The Abstract Meaning Fallacy

John O. McGinnis

Northwestern University - School of Law

Michael B. Rappaport

University of San Diego School of Law

November 14, 2011

University of Illinois Law Review, Forthcoming
Northwestern Public Law Research Paper No. 11-67
San Diego Legal Studies Paper No. 12-081

This Article, which was written for a symposium on Jack Balkin's book, Living Originalism, criticizes the principal method that is used to argue that originalism allows modern interpreters significant discretion. The key move in this argument occurs when an interpreter claims that possibly abstract constitutional language has an abstract meaning. Clauses with abstract meanings allow interpreters to exercise significant discretion over their content. Consequently, interpreters can claim to find modern values in these clauses and still argue that that they are respecting the original meaning.

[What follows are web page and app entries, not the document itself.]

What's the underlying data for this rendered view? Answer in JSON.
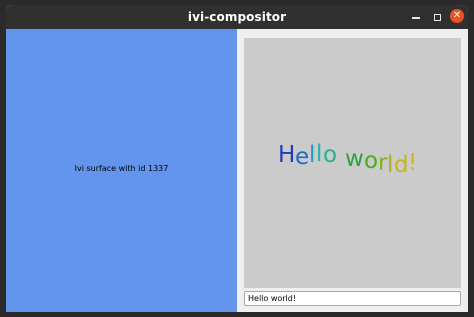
{
  "window": {
    "title": "ivi-compositor",
    "controls": {
      "minimize_icon": "minimize-icon",
      "maximize_icon": "maximize-icon",
      "close_icon": "close-icon",
      "close_glyph": "✕"
    }
  },
  "left_surface": {
    "label": "Ivi surface with id 1337",
    "background": "#6495ed"
  },
  "right_surface": {
    "canvas_background": "#cbcbcb",
    "hello_letters": [
      {
        "char": "H",
        "color": "#1f3fb5"
      },
      {
        "char": "e",
        "color": "#1b6cc4"
      },
      {
        "char": "l",
        "color": "#1f9bc9"
      },
      {
        "char": "l",
        "color": "#1fb6b0"
      },
      {
        "char": "o",
        "color": "#22b58a"
      },
      {
        "char": " ",
        "color": "#000000"
      },
      {
        "char": "w",
        "color": "#2aa53e"
      },
      {
        "char": "o",
        "color": "#4bac1d"
      },
      {
        "char": "r",
        "color": "#7fb41a"
      },
      {
        "char": "l",
        "color": "#a6b41a"
      },
      {
        "char": "d",
        "color": "#c8b417"
      },
      {
        "char": "!",
        "color": "#d9b613"
      }
    ],
    "input": {
      "value": "Hello world!",
      "placeholder": ""
    }
  }
}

We examine this interpretive move and argue that two well-known theorists who employ it, Ronald Dworkin and Jack Balkin, commit a fallacy – what we term 'the abstract meaning fallacy.' This fallacy occurs when interpreters conclude that possibly abstract language has an abstract meaning without sufficiently considering the alternative possibilities. While possibly abstract language might turn out to have an abstract meaning, this result does not exhaust the interpretive possibilities. As we show with examples, the better interpretation of such language considered in context might turn out to have either a concrete meaning or a general meaning that is not abstract.

Ronald Dworkin is not himself an originalist, but he argues that an originalist methodology should lead to abstract interpretations. Unfortunately, Dworkin consistently assumes an abstract meaning without closely examining other possible historical meanings.

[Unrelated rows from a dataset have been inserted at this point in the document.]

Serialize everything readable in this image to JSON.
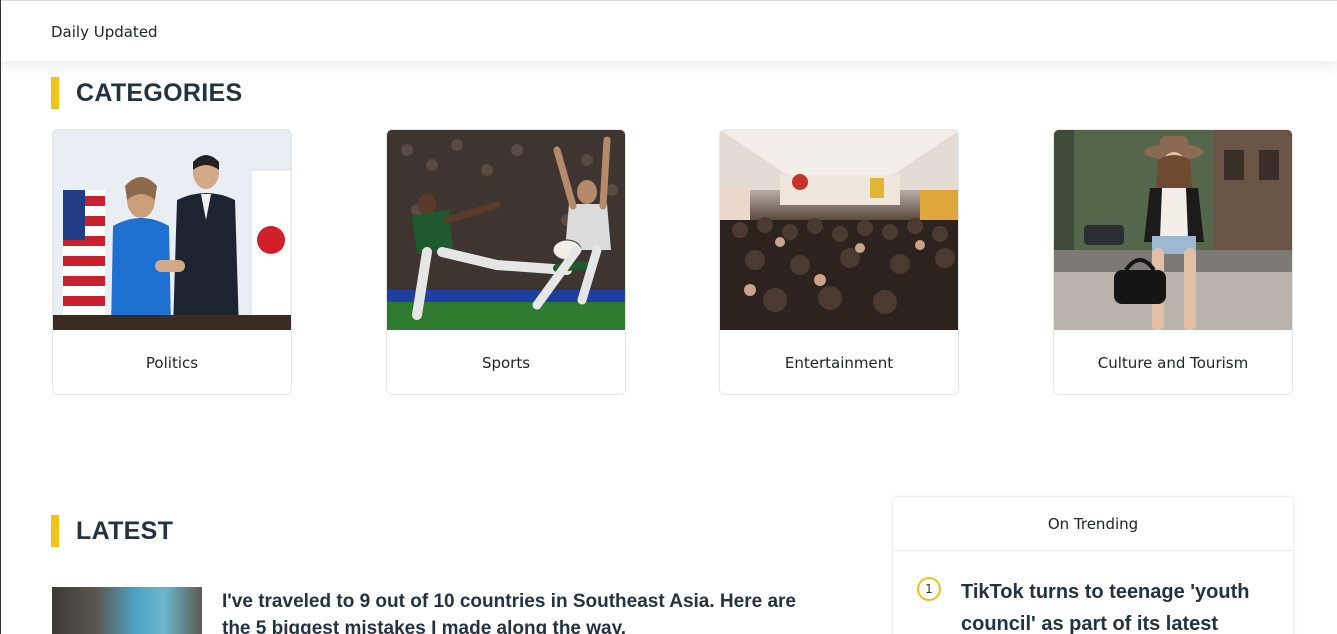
{
  "header": {
    "tagline": "Daily Updated"
  },
  "categories": {
    "title": "CATEGORIES",
    "items": [
      {
        "label": "Politics",
        "image": "politics-photo"
      },
      {
        "label": "Sports",
        "image": "sports-photo"
      },
      {
        "label": "Entertainment",
        "image": "entertainment-photo"
      },
      {
        "label": "Culture and Tourism",
        "image": "culture-photo"
      }
    ]
  },
  "latest": {
    "title": "LATEST",
    "items": [
      {
        "headline": "I've traveled to 9 out of 10 countries in Southeast Asia. Here are the 5 biggest mistakes I made along the way."
      }
    ]
  },
  "trending": {
    "title": "On Trending",
    "items": [
      {
        "rank": "1",
        "headline": "TikTok turns to teenage 'youth council' as part of its latest"
      }
    ]
  },
  "colors": {
    "accent": "#f2c417",
    "heading": "#24333f"
  }
}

Jack Balkin makes a variety of more complex arguments, but also commits the abstract meaning fallacy. Balkin attempts to support his preference for abstract interpretations by claiming that many constitutional provisions take the form of open-ended principles that allow modern interpreters significant discretion. But Balkin presents little evidence that the Framers embraced such a distinctive method of writing and interpreting a constitution. Balkin also claims that abstract constitutional provisions are necessary to enable politics by allowing political processes to give content to the values that the abstract provisions leave open. But provisions as abstract as he prefers are not necessary to politics, because non-abstract provisions can also allow a significant political sphere. Further, Balkin attempts to support his approach with normative arguments. But Balkin’s normative vision does not comport with that of the actual Constitution and, in our view, is normatively unattractive. Thus, Balkin is no more successful than Dworkin in showing that originalism can be collapsed into living constitutionalism.

Number of Pages in PDF File: 40

Keywords: constitutional law, interpretation, originalism, living constitutionalism

Open PDF in Browser Download This Paper

Date posted: November 17, 2011 ; Last revised: February 16, 2012

Suggested Citation

McGinnis, John O. and Rappaport, Michael B., The Abstract Meaning Fallacy (November 14, 2011). University of Illinois Law Review, Forthcoming; Northwestern Public Law Research Paper No. 11-67; San Diego Legal Studies Paper No. 12-081. Available at SSRN: http://ssrn.com/abstract=1959668

Contact Information

John McGinnis (Contact Author)
Northwestern University - School of Law ( email )
375 E. Chicago Ave
Chicago, IL 60611
United States
312-503-3235 (Phone)
Michael B. Rappaport
University of San Diego School of Law ( email )
5998 Alcala Park
San Diego, CA 92110-2492
United States
Feedback to SSRN

Paper statistics
Abstract Views: 2,271
Downloads: 271
Download Rank: 80,595

© 2016 Social Science Electronic Publishing, Inc. All Rights Reserved.  FAQ   Terms of Use   Privacy Policy   Copyright   Contact Us
This page was processed by apollobot1 in 0.203 seconds